There are many ways to classify systematic, scientific research designs, but the most common approach is to classify them as experimental or observational. Experimental designs are most easily thought of as a standard laboratory experiment. In an experimental design the researcher controls (holds constant) as many variables as possible and then assigns subjects to groups, usually at random. If randomization works (and it will if the sample size is large enough, but technically that means infinite in size), then the two groups are identical. The researcher then manipulates the experimental treatment (independent variable) so that one group is exposed to it and the other is not. The dependent variable is then observed. If the dependent variable is different for the two groups, we can have quite a bit of confidence that the independent variable caused the dependent variable. That is, we have good internal validity. In other words, the conditions that need to be satisfied to demonstrate causality can be met with an experimental design. Correlation can be determined, time order is evident, and spuriousness is not a problem—there simply is no alternative explanation.
Unfortunately, in the social sciences, the artificiality of the experimental setting often creates suspect external validity. We may want to know the effects of a news story on views towards climate change so we conduct an experiment where participants are brought into a lab setting and some (randomly selected) see the story and others watch a video clip with a cute kitten. If the experiment is conducted appropriately, we can determine the consequences of being exposed to the story. But, can we extrapolate from that study and have confidence that the same consequences would be found in a natural setting, e.g., in one’s living room with kids running around and a cold beverage in your hand? Maybe not. A good researcher will do things that minimize the artificiality of the setting, but external validity will often remain suspect.
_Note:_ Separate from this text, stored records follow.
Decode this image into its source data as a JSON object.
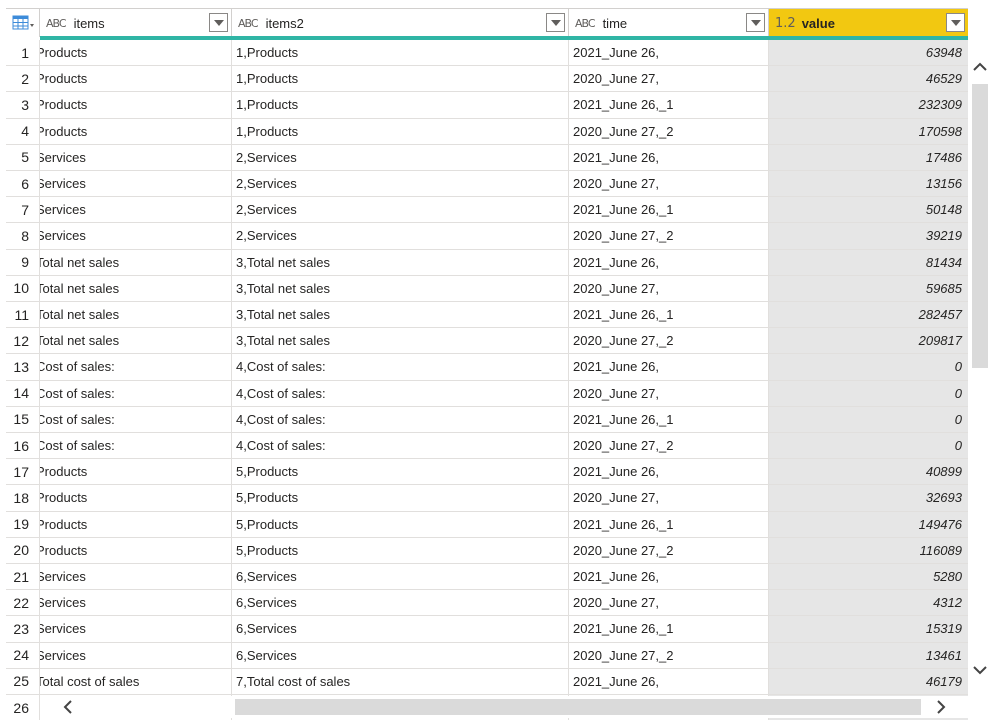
{
  "columns": [
    {
      "type_icon": "ABC",
      "label": "items"
    },
    {
      "type_icon": "ABC",
      "label": "items2"
    },
    {
      "type_icon": "ABC",
      "label": "time"
    },
    {
      "type_icon": "1.2",
      "label": "value"
    }
  ],
  "rows": [
    {
      "n": "1",
      "items": "Products",
      "items2": "1,Products",
      "time": "2021_June 26,",
      "value": "63948"
    },
    {
      "n": "2",
      "items": "Products",
      "items2": "1,Products",
      "time": "2020_June 27,",
      "value": "46529"
    },
    {
      "n": "3",
      "items": "Products",
      "items2": "1,Products",
      "time": "2021_June 26,_1",
      "value": "232309"
    },
    {
      "n": "4",
      "items": "Products",
      "items2": "1,Products",
      "time": "2020_June 27,_2",
      "value": "170598"
    },
    {
      "n": "5",
      "items": "Services",
      "items2": "2,Services",
      "time": "2021_June 26,",
      "value": "17486"
    },
    {
      "n": "6",
      "items": "Services",
      "items2": "2,Services",
      "time": "2020_June 27,",
      "value": "13156"
    },
    {
      "n": "7",
      "items": "Services",
      "items2": "2,Services",
      "time": "2021_June 26,_1",
      "value": "50148"
    },
    {
      "n": "8",
      "items": "Services",
      "items2": "2,Services",
      "time": "2020_June 27,_2",
      "value": "39219"
    },
    {
      "n": "9",
      "items": "Total net sales",
      "items2": "3,Total net sales",
      "time": "2021_June 26,",
      "value": "81434"
    },
    {
      "n": "10",
      "items": "Total net sales",
      "items2": "3,Total net sales",
      "time": "2020_June 27,",
      "value": "59685"
    },
    {
      "n": "11",
      "items": "Total net sales",
      "items2": "3,Total net sales",
      "time": "2021_June 26,_1",
      "value": "282457"
    },
    {
      "n": "12",
      "items": "Total net sales",
      "items2": "3,Total net sales",
      "time": "2020_June 27,_2",
      "value": "209817"
    },
    {
      "n": "13",
      "items": "Cost of sales:",
      "items2": "4,Cost of sales:",
      "time": "2021_June 26,",
      "value": "0"
    },
    {
      "n": "14",
      "items": "Cost of sales:",
      "items2": "4,Cost of sales:",
      "time": "2020_June 27,",
      "value": "0"
    },
    {
      "n": "15",
      "items": "Cost of sales:",
      "items2": "4,Cost of sales:",
      "time": "2021_June 26,_1",
      "value": "0"
    },
    {
      "n": "16",
      "items": "Cost of sales:",
      "items2": "4,Cost of sales:",
      "time": "2020_June 27,_2",
      "value": "0"
    },
    {
      "n": "17",
      "items": "Products",
      "items2": "5,Products",
      "time": "2021_June 26,",
      "value": "40899"
    },
    {
      "n": "18",
      "items": "Products",
      "items2": "5,Products",
      "time": "2020_June 27,",
      "value": "32693"
    },
    {
      "n": "19",
      "items": "Products",
      "items2": "5,Products",
      "time": "2021_June 26,_1",
      "value": "149476"
    },
    {
      "n": "20",
      "items": "Products",
      "items2": "5,Products",
      "time": "2020_June 27,_2",
      "value": "116089"
    },
    {
      "n": "21",
      "items": "Services",
      "items2": "6,Services",
      "time": "2021_June 26,",
      "value": "5280"
    },
    {
      "n": "22",
      "items": "Services",
      "items2": "6,Services",
      "time": "2020_June 27,",
      "value": "4312"
    },
    {
      "n": "23",
      "items": "Services",
      "items2": "6,Services",
      "time": "2021_June 26,_1",
      "value": "15319"
    },
    {
      "n": "24",
      "items": "Services",
      "items2": "6,Services",
      "time": "2020_June 27,_2",
      "value": "13461"
    },
    {
      "n": "25",
      "items": "Total cost of sales",
      "items2": "7,Total cost of sales",
      "time": "2021_June 26,",
      "value": "46179"
    },
    {
      "n": "26",
      "items": "",
      "items2": "",
      "time": "",
      "value": ""
    }
  ],
  "colors": {
    "selected_header": "#f2c811",
    "quality_bar": "#2fb5a5",
    "selected_column_fill": "#e6e6e6",
    "scroll_thumb": "#dadada"
  },
  "icons": {
    "corner": "table-menu-icon",
    "dropdown": "filter-dropdown-icon",
    "scroll_up": "chevron-up-icon",
    "scroll_down": "chevron-down-icon",
    "scroll_left": "chevron-left-icon",
    "scroll_right": "chevron-right-icon"
  }
}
Observational designs tend to have the opposite strengths and weaknesses. In an observational design, the researcher cannot control who is exposed to the experimental treatment; therefore, there is no random assignment and there is no control. Does smoking cause heart disease? A researcher might approach that research question by collecting detailed medical and lifestyle histories of a group of subjects. If there is a correlation between those who smoke and heart disease, can we conclude a causal relationship? Generally, the answer to that question is no, because any other difference between the two groups is an alternative explanation (meaning that the relationship might be spurious). For better or worse, though, there are fewer threats to external validity (see below for more detail) because of the natural research setting.
A specific type of observational design, the natural experiment, requires mention because they are increasingly used to great value. In a natural experiment, subjects are exposed to different environmental conditions that are outside the control of the researcher, but the process governing exposure to the different conditions arguably resembles random assignment. Weather, for example, is an environmental condition that arguably mimics random assignment. For example, imagine a natural experiment where one part of New York City gets a lot of snow on election day, whereas another part gets almost no snow. Researchers do not control the weather but might argue that patterns of snowfall are basically random, or, at the very least, exogenous to voting behavior. If you buy this argument, then you might use this as a natural experiment to estimate the impact of weather conditions on voter turnout. Because the experiment takes place in a natural setting, external validity is less of a problem. But, since we do not have control over all events, we may still have internal validity questions.